“Film is at a beautiful stage. We are discovering and reinventing ourselves. We are finding new strengths and shedding our weaknesses.”
- Tell us about the difference between dramas and movies?
There is a massive difference. For starters, movies are a bigger production and a much longer process. The most satisfying part about acting in films is that you have more room for character development. It allows you to be more creative. Dramas on the other hand are really fast. We shoot ten to fifteen scenes a day. Because it needs to be wrapped up quickly, you have to move like a machine. Dramas have a larger outreach of course, but through films you can tap into an international audience.
- Taking Pakistani films global, is that one of your biggest aspirations?
Most definitely, in fact that is something I am very passionate about. Displaying your creativity to an international audience is crucial, especially at a time when Pakistan is in the news for all the wrong reasons. Now is the time for Pakistani films to create its space on a global scale.
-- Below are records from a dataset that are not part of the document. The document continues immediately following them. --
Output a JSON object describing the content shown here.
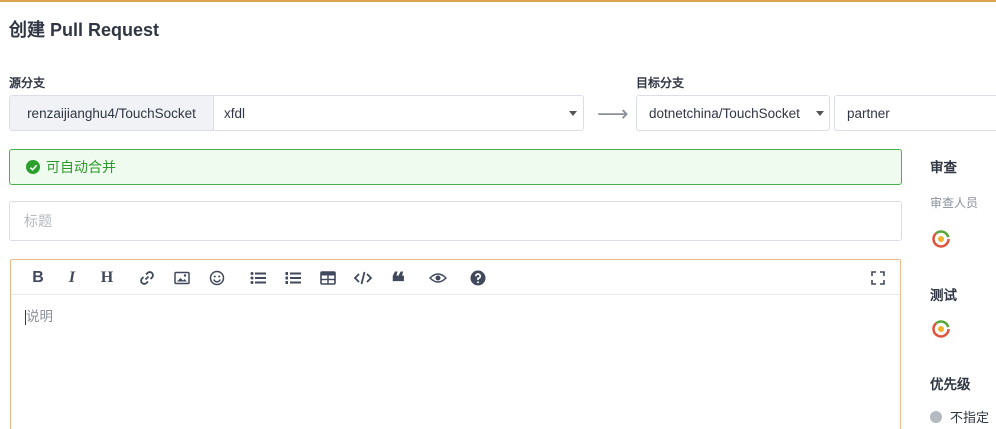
{
  "page": {
    "title": "创建 Pull Request"
  },
  "source": {
    "label": "源分支",
    "repo": "renzaijianghu4/TouchSocket",
    "branch": "xfdl"
  },
  "target": {
    "label": "目标分支",
    "repo": "dotnetchina/TouchSocket",
    "branch": "partner"
  },
  "merge_status": {
    "text": "可自动合并",
    "color": "#2c9a2c"
  },
  "title_input": {
    "placeholder": "标题",
    "value": ""
  },
  "editor": {
    "placeholder": "说明",
    "toolbar": [
      "bold-icon",
      "italic-icon",
      "heading-icon",
      "link-icon",
      "image-icon",
      "emoji-icon",
      "bullet-list-icon",
      "numbered-list-icon",
      "table-icon",
      "code-icon",
      "quote-icon",
      "preview-icon",
      "help-icon",
      "fullscreen-icon"
    ],
    "toolbar_glyphs": {
      "bold": "B",
      "italic": "I",
      "heading": "H"
    }
  },
  "sidebar": {
    "review": {
      "heading": "审查",
      "reviewers_label": "审查人员"
    },
    "testing": {
      "heading": "测试"
    },
    "priority": {
      "heading": "优先级",
      "value": "不指定"
    }
  },
  "colors": {
    "accent_orange": "#dca44e",
    "success_green": "#2ca02c",
    "editor_border": "#f0b98a"
  }
}
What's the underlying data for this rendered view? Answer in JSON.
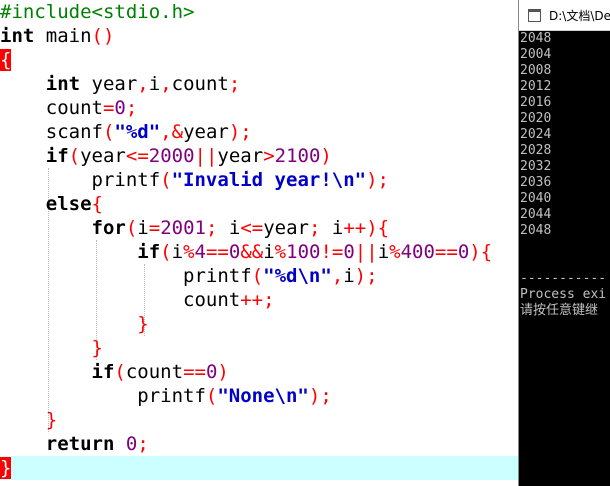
{
  "editor": {
    "lines": [
      {
        "parts": [
          {
            "t": "#include<stdio.h>",
            "c": "pp"
          }
        ]
      },
      {
        "parts": [
          {
            "t": "int",
            "c": "kw"
          },
          {
            "t": " main"
          },
          {
            "t": "()",
            "c": "op"
          }
        ]
      },
      {
        "parts": [
          {
            "t": "{",
            "c": "brace-hl"
          }
        ]
      },
      {
        "parts": [
          {
            "t": "    "
          },
          {
            "t": "int",
            "c": "kw"
          },
          {
            "t": " year"
          },
          {
            "t": ",",
            "c": "op"
          },
          {
            "t": "i"
          },
          {
            "t": ",",
            "c": "op"
          },
          {
            "t": "count"
          },
          {
            "t": ";",
            "c": "op"
          }
        ]
      },
      {
        "parts": [
          {
            "t": "    count"
          },
          {
            "t": "=",
            "c": "op"
          },
          {
            "t": "0",
            "c": "num"
          },
          {
            "t": ";",
            "c": "op"
          }
        ]
      },
      {
        "parts": [
          {
            "t": "    scanf"
          },
          {
            "t": "(",
            "c": "op"
          },
          {
            "t": "\"%d\"",
            "c": "str"
          },
          {
            "t": ",&",
            "c": "op"
          },
          {
            "t": "year"
          },
          {
            "t": ");",
            "c": "op"
          }
        ]
      },
      {
        "parts": [
          {
            "t": "    "
          },
          {
            "t": "if",
            "c": "kw"
          },
          {
            "t": "(",
            "c": "op"
          },
          {
            "t": "year"
          },
          {
            "t": "<=",
            "c": "op"
          },
          {
            "t": "2000",
            "c": "num"
          },
          {
            "t": "||",
            "c": "op"
          },
          {
            "t": "year"
          },
          {
            "t": ">",
            "c": "op"
          },
          {
            "t": "2100",
            "c": "num"
          },
          {
            "t": ")",
            "c": "op"
          }
        ]
      },
      {
        "parts": [
          {
            "t": "        printf"
          },
          {
            "t": "(",
            "c": "op"
          },
          {
            "t": "\"Invalid year!\\n\"",
            "c": "str"
          },
          {
            "t": ");",
            "c": "op"
          }
        ]
      },
      {
        "parts": [
          {
            "t": "    "
          },
          {
            "t": "else",
            "c": "kw"
          },
          {
            "t": "{",
            "c": "op"
          }
        ]
      },
      {
        "parts": [
          {
            "t": "        "
          },
          {
            "t": "for",
            "c": "kw"
          },
          {
            "t": "(",
            "c": "op"
          },
          {
            "t": "i"
          },
          {
            "t": "=",
            "c": "op"
          },
          {
            "t": "2001",
            "c": "num"
          },
          {
            "t": ";",
            "c": "op"
          },
          {
            "t": " i"
          },
          {
            "t": "<=",
            "c": "op"
          },
          {
            "t": "year"
          },
          {
            "t": ";",
            "c": "op"
          },
          {
            "t": " i"
          },
          {
            "t": "++){",
            "c": "op"
          }
        ]
      },
      {
        "parts": [
          {
            "t": "            "
          },
          {
            "t": "if",
            "c": "kw"
          },
          {
            "t": "(",
            "c": "op"
          },
          {
            "t": "i"
          },
          {
            "t": "%",
            "c": "op"
          },
          {
            "t": "4",
            "c": "num"
          },
          {
            "t": "==",
            "c": "op"
          },
          {
            "t": "0",
            "c": "num"
          },
          {
            "t": "&&",
            "c": "op"
          },
          {
            "t": "i"
          },
          {
            "t": "%",
            "c": "op"
          },
          {
            "t": "100",
            "c": "num"
          },
          {
            "t": "!=",
            "c": "op"
          },
          {
            "t": "0",
            "c": "num"
          },
          {
            "t": "||",
            "c": "op"
          },
          {
            "t": "i"
          },
          {
            "t": "%",
            "c": "op"
          },
          {
            "t": "400",
            "c": "num"
          },
          {
            "t": "==",
            "c": "op"
          },
          {
            "t": "0",
            "c": "num"
          },
          {
            "t": "){",
            "c": "op"
          }
        ]
      },
      {
        "parts": [
          {
            "t": "                printf"
          },
          {
            "t": "(",
            "c": "op"
          },
          {
            "t": "\"%d\\n\"",
            "c": "str"
          },
          {
            "t": ",",
            "c": "op"
          },
          {
            "t": "i"
          },
          {
            "t": ");",
            "c": "op"
          }
        ]
      },
      {
        "parts": [
          {
            "t": "                count"
          },
          {
            "t": "++;",
            "c": "op"
          }
        ]
      },
      {
        "parts": [
          {
            "t": "            "
          },
          {
            "t": "}",
            "c": "op"
          }
        ]
      },
      {
        "parts": [
          {
            "t": "        "
          },
          {
            "t": "}",
            "c": "op"
          }
        ]
      },
      {
        "parts": [
          {
            "t": "        "
          },
          {
            "t": "if",
            "c": "kw"
          },
          {
            "t": "(",
            "c": "op"
          },
          {
            "t": "count"
          },
          {
            "t": "==",
            "c": "op"
          },
          {
            "t": "0",
            "c": "num"
          },
          {
            "t": ")",
            "c": "op"
          }
        ]
      },
      {
        "parts": [
          {
            "t": "            printf"
          },
          {
            "t": "(",
            "c": "op"
          },
          {
            "t": "\"None\\n\"",
            "c": "str"
          },
          {
            "t": ");",
            "c": "op"
          }
        ]
      },
      {
        "parts": [
          {
            "t": "    "
          },
          {
            "t": "}",
            "c": "op"
          }
        ]
      },
      {
        "parts": [
          {
            "t": "    "
          },
          {
            "t": "return",
            "c": "kw"
          },
          {
            "t": " "
          },
          {
            "t": "0",
            "c": "num"
          },
          {
            "t": ";",
            "c": "op"
          }
        ]
      },
      {
        "parts": [
          {
            "t": "}",
            "c": "brace-hl"
          }
        ],
        "current": true
      }
    ]
  },
  "console": {
    "title": "D:\\文档\\De",
    "output": [
      "2048",
      "2004",
      "2008",
      "2012",
      "2016",
      "2020",
      "2024",
      "2028",
      "2032",
      "2036",
      "2040",
      "2044",
      "2048",
      "",
      "",
      "-----------",
      "Process exi",
      "请按任意键继"
    ]
  }
}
We have beautiful stories to tell the world, and now that Pakistan’s film industry is on the rise, it is time to start telling our stories we haven’t told yet.
- Where is Pakistani cinema at now?
Film is at a beautiful stage. We are discovering and reinventing ourselves. We are finding new strengths and shedding our weaknesses. Pakistan is producing good quality films at a low budget, which shows how good we are. I feel that the public is becoming more enthusiastic about movies, which is why you see cinemas popping up all over the country.
- What is your biggest strength?
I observe well, and I listen. I also believe I accept my limitation, but at the same time I work very hard on them. I don’t think I can ever be the best. I am my own worst critic, and I will not allow myself to feel like I am the best, as that will make me vulnerable to complacency.
- How do you feel about the attention you get?
I appreciate the attention. I love it when people appreciate my work. I am grateful for all the opportunities I have been given. I adore my fans, and it is their love that drives me.
- How do you handle criticism?
I don’t mind criticism, provided it is constructive and not baseless. There is a fine between being constructive and being nasty. If it is the latter, I can easily block it out.
- What do you say to people who think that Pakistani movies tend to drag on?
I think we are still learning the art of script writing. We need tighter scripts, which can condense a story to two hours. We have a thriving drama industry, but we are not used to condensing films. I believe it is a learning process, and it is only a matter of time before we master it.
- How do you feel about the quality of directors?
There are some fantastic directors in Pakistan. What makes them so good is their humility. They listen to the right people, and they take their suggestions on board.
- How supportive have your family been?
They have been absolutely wonderful! I could not have done it without them. They have always pushed me to reach for the stars. I am so grateful that I have such a kind and understanding family.
- What’s next for Ali Rehman?
I still have plenty I want to accomplish. There will be more movies, more dramas, and I would love to get back to theatre at some point.
- If you could come back as one actor, who would it be? Robert De Niro
- What do you do to stay fit? I eat as well as I can. I don’t have time to go to the gym as often as I would like. I have gained a little weight this year, so I need to hit the gym fast.
- Your funniest Co-star? Mojiz Hasan! He is absolutely hysterical.
- If you weren’t an actor, what do you think you would be? I would most likely be in the same industry, a director perhaps.
- Would Bollywood ever be an option for you? Yes, if I got the right script I would definitely consider it.
- Your favourite restaurants in Karachi, Lahore & Islamabad In Islamabad it is Sakura. In Lahore, Andaaz, and Karachi, it has to be Xander’s.